══ RECORDS SUPPLIED

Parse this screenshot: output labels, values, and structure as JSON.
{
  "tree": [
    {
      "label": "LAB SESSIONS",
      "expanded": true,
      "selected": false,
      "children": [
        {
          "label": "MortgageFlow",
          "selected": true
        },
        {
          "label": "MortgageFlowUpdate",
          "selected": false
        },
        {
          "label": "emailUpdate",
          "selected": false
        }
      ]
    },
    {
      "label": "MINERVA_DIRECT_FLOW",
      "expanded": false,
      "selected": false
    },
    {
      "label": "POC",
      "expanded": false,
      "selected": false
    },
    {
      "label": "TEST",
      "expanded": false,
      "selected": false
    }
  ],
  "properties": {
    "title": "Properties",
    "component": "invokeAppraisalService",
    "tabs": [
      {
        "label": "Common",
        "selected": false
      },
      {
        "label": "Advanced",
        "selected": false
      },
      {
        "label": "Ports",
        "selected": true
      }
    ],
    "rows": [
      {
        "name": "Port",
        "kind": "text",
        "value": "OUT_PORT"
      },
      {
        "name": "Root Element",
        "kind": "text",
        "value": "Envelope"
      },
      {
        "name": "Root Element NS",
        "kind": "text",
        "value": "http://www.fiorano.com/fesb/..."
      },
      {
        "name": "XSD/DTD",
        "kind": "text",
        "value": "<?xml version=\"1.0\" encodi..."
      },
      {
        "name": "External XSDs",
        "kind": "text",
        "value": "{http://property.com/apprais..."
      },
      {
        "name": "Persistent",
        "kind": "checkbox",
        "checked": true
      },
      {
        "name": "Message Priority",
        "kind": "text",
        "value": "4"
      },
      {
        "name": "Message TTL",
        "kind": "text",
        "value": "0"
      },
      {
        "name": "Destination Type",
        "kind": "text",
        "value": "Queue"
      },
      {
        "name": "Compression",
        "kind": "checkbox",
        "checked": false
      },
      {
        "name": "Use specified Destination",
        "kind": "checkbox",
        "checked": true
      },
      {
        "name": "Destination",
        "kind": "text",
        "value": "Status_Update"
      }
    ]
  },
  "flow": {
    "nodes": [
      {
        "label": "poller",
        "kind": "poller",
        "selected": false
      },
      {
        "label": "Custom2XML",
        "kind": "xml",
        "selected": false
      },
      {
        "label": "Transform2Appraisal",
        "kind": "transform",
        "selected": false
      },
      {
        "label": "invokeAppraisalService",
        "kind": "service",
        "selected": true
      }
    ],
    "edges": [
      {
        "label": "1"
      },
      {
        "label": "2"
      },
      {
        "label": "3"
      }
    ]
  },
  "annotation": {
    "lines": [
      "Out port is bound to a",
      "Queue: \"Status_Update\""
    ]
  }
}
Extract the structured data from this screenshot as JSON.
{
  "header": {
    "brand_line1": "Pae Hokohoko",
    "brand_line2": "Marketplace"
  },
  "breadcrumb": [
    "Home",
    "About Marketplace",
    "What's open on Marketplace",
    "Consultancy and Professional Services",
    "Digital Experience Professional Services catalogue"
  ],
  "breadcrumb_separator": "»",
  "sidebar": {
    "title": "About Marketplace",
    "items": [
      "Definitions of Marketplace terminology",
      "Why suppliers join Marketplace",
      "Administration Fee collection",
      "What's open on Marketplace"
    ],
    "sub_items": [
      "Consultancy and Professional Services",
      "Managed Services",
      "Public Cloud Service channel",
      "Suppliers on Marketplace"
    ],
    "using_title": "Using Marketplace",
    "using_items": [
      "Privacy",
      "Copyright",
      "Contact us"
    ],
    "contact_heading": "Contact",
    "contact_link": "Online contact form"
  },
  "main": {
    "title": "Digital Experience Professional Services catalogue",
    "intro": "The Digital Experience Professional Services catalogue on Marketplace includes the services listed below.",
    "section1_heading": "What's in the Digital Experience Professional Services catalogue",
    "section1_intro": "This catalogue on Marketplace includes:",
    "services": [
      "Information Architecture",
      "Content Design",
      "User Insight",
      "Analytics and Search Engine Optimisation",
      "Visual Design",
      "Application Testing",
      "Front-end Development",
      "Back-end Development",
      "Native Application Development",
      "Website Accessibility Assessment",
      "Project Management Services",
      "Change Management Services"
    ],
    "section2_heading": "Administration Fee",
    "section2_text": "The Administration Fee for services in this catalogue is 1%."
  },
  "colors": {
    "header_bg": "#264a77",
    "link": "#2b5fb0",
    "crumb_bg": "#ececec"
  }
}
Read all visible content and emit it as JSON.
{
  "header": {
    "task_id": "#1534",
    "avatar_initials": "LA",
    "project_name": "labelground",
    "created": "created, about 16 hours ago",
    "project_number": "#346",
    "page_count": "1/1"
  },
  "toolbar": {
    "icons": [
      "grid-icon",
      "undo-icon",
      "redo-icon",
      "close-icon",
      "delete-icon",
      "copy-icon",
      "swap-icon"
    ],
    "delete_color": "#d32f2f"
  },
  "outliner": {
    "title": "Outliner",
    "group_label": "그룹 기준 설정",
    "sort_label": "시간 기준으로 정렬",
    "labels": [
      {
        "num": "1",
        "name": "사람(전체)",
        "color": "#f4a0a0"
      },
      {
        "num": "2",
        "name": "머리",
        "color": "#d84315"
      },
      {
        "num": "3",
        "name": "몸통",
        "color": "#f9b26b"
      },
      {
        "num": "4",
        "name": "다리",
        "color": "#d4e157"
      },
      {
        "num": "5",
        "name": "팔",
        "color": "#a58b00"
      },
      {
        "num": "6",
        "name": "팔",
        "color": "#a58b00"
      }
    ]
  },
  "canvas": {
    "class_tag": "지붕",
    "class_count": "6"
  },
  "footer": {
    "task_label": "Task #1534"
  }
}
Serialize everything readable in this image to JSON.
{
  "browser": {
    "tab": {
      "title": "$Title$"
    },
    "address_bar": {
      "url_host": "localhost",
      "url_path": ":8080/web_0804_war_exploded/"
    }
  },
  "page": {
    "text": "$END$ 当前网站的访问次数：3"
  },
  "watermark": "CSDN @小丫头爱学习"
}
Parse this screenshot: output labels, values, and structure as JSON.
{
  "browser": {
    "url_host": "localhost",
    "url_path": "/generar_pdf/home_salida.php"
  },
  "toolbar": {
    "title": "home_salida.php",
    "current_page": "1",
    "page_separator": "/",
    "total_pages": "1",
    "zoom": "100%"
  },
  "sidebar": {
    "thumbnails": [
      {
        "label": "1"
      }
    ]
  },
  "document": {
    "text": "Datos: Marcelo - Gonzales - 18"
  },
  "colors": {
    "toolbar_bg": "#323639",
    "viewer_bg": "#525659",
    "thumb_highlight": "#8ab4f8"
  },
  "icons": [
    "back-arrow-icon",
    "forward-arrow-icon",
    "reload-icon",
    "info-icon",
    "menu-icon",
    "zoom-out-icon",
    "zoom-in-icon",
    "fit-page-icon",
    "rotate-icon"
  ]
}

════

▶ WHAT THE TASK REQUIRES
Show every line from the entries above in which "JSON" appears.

▶ OUTPUT FOR THIS TASK
Parse this screenshot: output labels, values, and structure as JSON.
Extract the structured data from this screenshot as JSON.
Read all visible content and emit it as JSON.
Serialize everything readable in this image to JSON.
Parse this screenshot: output labels, values, and structure as JSON.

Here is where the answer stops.